The state has delegated this custodianship primarily to the family courts and youth welfare offices. They are at the centre of the community of bodies that are responsible for child protection and carry responsibility for ensuring child welfare. The legal basis for performing this role largely consists of Book 8 of the Social Code (SGB VIII), the family-related provisions of the Civil Code (BGB) and the procedural provisions of the Act on Proceedings in Family Matters and in Matters of Non-contentious Jurisdiction (FamFG). These acts set out the obligation to involve the youth welfare office, as well as the obligation on the part of the youth welfare office to be involved, in family court proceedings.

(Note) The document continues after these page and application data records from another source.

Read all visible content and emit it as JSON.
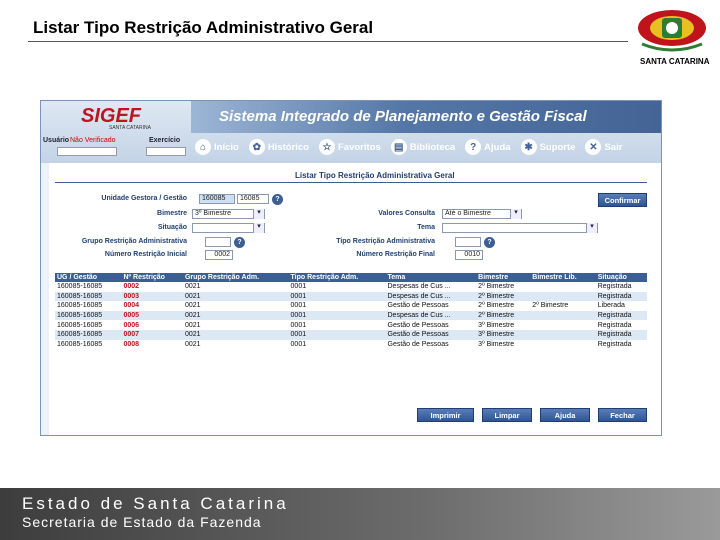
{
  "slide": {
    "title": "Listar Tipo Restrição Administrativo Geral",
    "logo_caption": "SANTA CATARINA",
    "footer_line1": "Estado de Santa Catarina",
    "footer_line2": "Secretaria de Estado da Fazenda"
  },
  "app": {
    "brand": "SIGEF",
    "brand_sub": "SANTA CATARINA",
    "banner": "Sistema Integrado de Planejamento e Gestão Fiscal",
    "user_label": "Usuário",
    "user_value": "Não Verificado",
    "exercise_label": "Exercício",
    "nav": [
      {
        "label": "Início",
        "icon": "home-icon",
        "glyph": "⌂"
      },
      {
        "label": "Histórico",
        "icon": "history-icon",
        "glyph": "✿"
      },
      {
        "label": "Favoritos",
        "icon": "star-icon",
        "glyph": "☆"
      },
      {
        "label": "Biblioteca",
        "icon": "book-icon",
        "glyph": "▤"
      },
      {
        "label": "Ajuda",
        "icon": "help-icon",
        "glyph": "?"
      },
      {
        "label": "Suporte",
        "icon": "support-icon",
        "glyph": "✱"
      },
      {
        "label": "Sair",
        "icon": "exit-icon",
        "glyph": "✕"
      }
    ]
  },
  "form": {
    "section_title": "Listar Tipo Restrição Administrativa Geral",
    "unidade_label": "Unidade Gestora / Gestão",
    "unidade_value1": "160085",
    "unidade_value2": "16085",
    "bimestre_label": "Bimestre",
    "bimestre_value": "3º Bimestre",
    "situacao_label": "Situação",
    "situacao_value": "",
    "grupo_label": "Grupo Restrição Administrativa",
    "grupo_value": "",
    "num_inicial_label": "Número Restrição Inicial",
    "num_inicial_value": "0002",
    "valores_label": "Valores Consulta",
    "valores_value": "Até o Bimestre",
    "tema_label": "Tema",
    "tema_value": "",
    "tipo_label": "Tipo Restrição Administrativa",
    "tipo_value": "",
    "num_final_label": "Número Restrição Final",
    "num_final_value": "0010",
    "confirm_label": "Confirmar"
  },
  "table": {
    "headers": [
      "UG / Gestão",
      "Nº Restrição",
      "Grupo Restrição Adm.",
      "Tipo Restrição Adm.",
      "Tema",
      "Bimestre",
      "Bimestre Lib.",
      "Situação"
    ],
    "rows": [
      [
        "160085-16085",
        "0002",
        "0021",
        "0001",
        "Despesas de Cus ...",
        "2º Bimestre",
        "",
        "Registrada"
      ],
      [
        "160085-16085",
        "0003",
        "0021",
        "0001",
        "Despesas de Cus ...",
        "2º Bimestre",
        "",
        "Registrada"
      ],
      [
        "160085-16085",
        "0004",
        "0021",
        "0001",
        "Gestão de Pessoas",
        "2º Bimestre",
        "2º Bimestre",
        "Liberada"
      ],
      [
        "160085-16085",
        "0005",
        "0021",
        "0001",
        "Despesas de Cus ...",
        "2º Bimestre",
        "",
        "Registrada"
      ],
      [
        "160085-16085",
        "0006",
        "0021",
        "0001",
        "Gestão de Pessoas",
        "3º Bimestre",
        "",
        "Registrada"
      ],
      [
        "160085-16085",
        "0007",
        "0021",
        "0001",
        "Gestão de Pessoas",
        "3º Bimestre",
        "",
        "Registrada"
      ],
      [
        "160085-16085",
        "0008",
        "0021",
        "0001",
        "Gestão de Pessoas",
        "3º Bimestre",
        "",
        "Registrada"
      ]
    ]
  },
  "buttons": {
    "imprimir": "Imprimir",
    "limpar": "Limpar",
    "ajuda": "Ajuda",
    "fechar": "Fechar"
  },
  "colors": {
    "accent": "#3b5f95",
    "brand_red": "#c0141d"
  }
}
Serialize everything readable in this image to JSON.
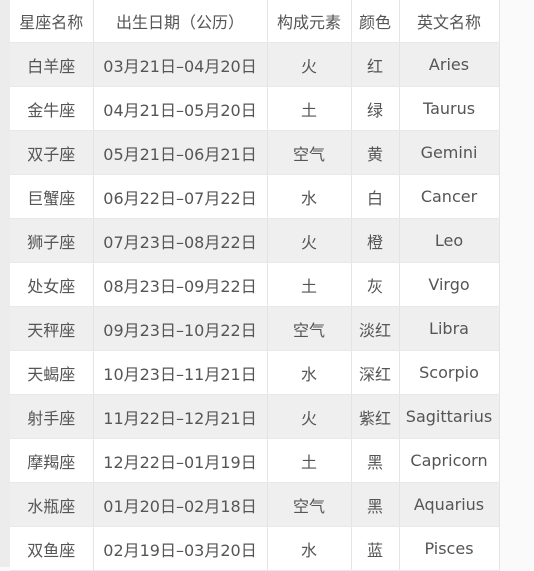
{
  "headers": [
    "星座名称",
    "出生日期（公历）",
    "构成元素",
    "颜色",
    "英文名称"
  ],
  "rows": [
    [
      "白羊座",
      "03月21日–04月20日",
      "火",
      "红",
      "Aries"
    ],
    [
      "金牛座",
      "04月21日–05月20日",
      "土",
      "绿",
      "Taurus"
    ],
    [
      "双子座",
      "05月21日–06月21日",
      "空气",
      "黄",
      "Gemini"
    ],
    [
      "巨蟹座",
      "06月22日–07月22日",
      "水",
      "白",
      "Cancer"
    ],
    [
      "狮子座",
      "07月23日–08月22日",
      "火",
      "橙",
      "Leo"
    ],
    [
      "处女座",
      "08月23日–09月22日",
      "土",
      "灰",
      "Virgo"
    ],
    [
      "天秤座",
      "09月23日–10月22日",
      "空气",
      "淡红",
      "Libra"
    ],
    [
      "天蝎座",
      "10月23日–11月21日",
      "水",
      "深红",
      "Scorpio"
    ],
    [
      "射手座",
      "11月22日–12月21日",
      "火",
      "紫红",
      "Sagittarius"
    ],
    [
      "摩羯座",
      "12月22日–01月19日",
      "土",
      "黑",
      "Capricorn"
    ],
    [
      "水瓶座",
      "01月20日–02月18日",
      "空气",
      "黑",
      "Aquarius"
    ],
    [
      "双鱼座",
      "02月19日–03月20日",
      "水",
      "蓝",
      "Pisces"
    ]
  ]
}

Section 1666 of the Civil Code (“Court measures in the case of endangerment of the best interests of the child”) specifies the practical implementation of state custodianship. Para. 1 describes the factual preconditions for this, specifically defining how “the physical, mental or psychological best interests of the child” may be endangered, and the willingness and ability of the parents to avert potential danger either by themselves or with assistance. Para. 3 describes the measures the court may take, including instructions, prohibitions, the substitution of declarations of persons with parental custody, or the partial or complete removal of parental custody. Under Section 1666a of the Civil Code, any interventions in parental custody by the family court must be proportionate and may only be exercised after all other forms of support have been provided but failed. Separating children and parents is seen as the last resort.
The youth welfare office has specific responsibilities when it comes to averting threats to child welfare (laid out notably in Articles 8a and 50 of Book 8 of the Social Code). Article 50, for instance, requires the youth welfare office to represent the child’s developmental needs sufficiently in family court proceedings. It must also inform the family court of any support services already provided as well as of those yet to come. In most cases the youth welfare office will become aware in the course of its regular duties of any risks to a child’s welfare and will attempt to eliminate these through socio-educational interventions. Should these efforts fail because the parents refuse to allow the risk to the child’s welfare to be assessed, or are unwilling or unable to avert the risk themselves, the youth welfare office will refer the matter to the family court. The intention here is to obtain a court decision concerning, e.g., a partial or complete removal of parental custody rights and the transfer of said rights to a guardian or custodian (see Involvement in family court proceedings in cases of separation/divorce involving parents of underage children) so as to protect the child from any further endangerment to their welfare. Being an administrative body, the youth welfare office is not itself authorised to intervene in parental rights.
The family court has sole authority to decide whether the risk to the child or adolescent justifies an intervention in parental autonomy over and above an immediate temporary taking into custody. The family court is the only institution that, as a judicial instance, is legally authorised (by Section 1666 of the Civil Code) to intervene in parental custody rights. Such an intervention may involve instructions or prohibitions vis-à-vis the parents or the partial or complete withdrawal of parental custody and the transfer thereof to a court-appointed guardian or custodian.
The Act on Proceedings in Family Matters and in Matters of Non-contentious Jurisdiction (Gesetz über das Verfahren in Familiensachen und in den Angelegenheiten der freiwilligen Gerichtsbarkeit/ Familienverfahrensgesetz, FamFG), which came into force on 1 September 2009, pertains to family court proceedings involving children. It requires matters of this kind to be prioritised and expedited (Section 155), allows for the possibility of an early hearing on child welfare endangerment and for the issuance of an interlocutory order (Section 157) and the appointments of guardians ad litem for children and adolescents to represent their interests in the proceedings (Section 158). Section 163 allows for the submission of an expert opinion.
An important element of a family court proceedings of this kind is the obligation to conduct an in-person hearing with the child or adolescent (Section 159) and persons with parental custody (Section 160).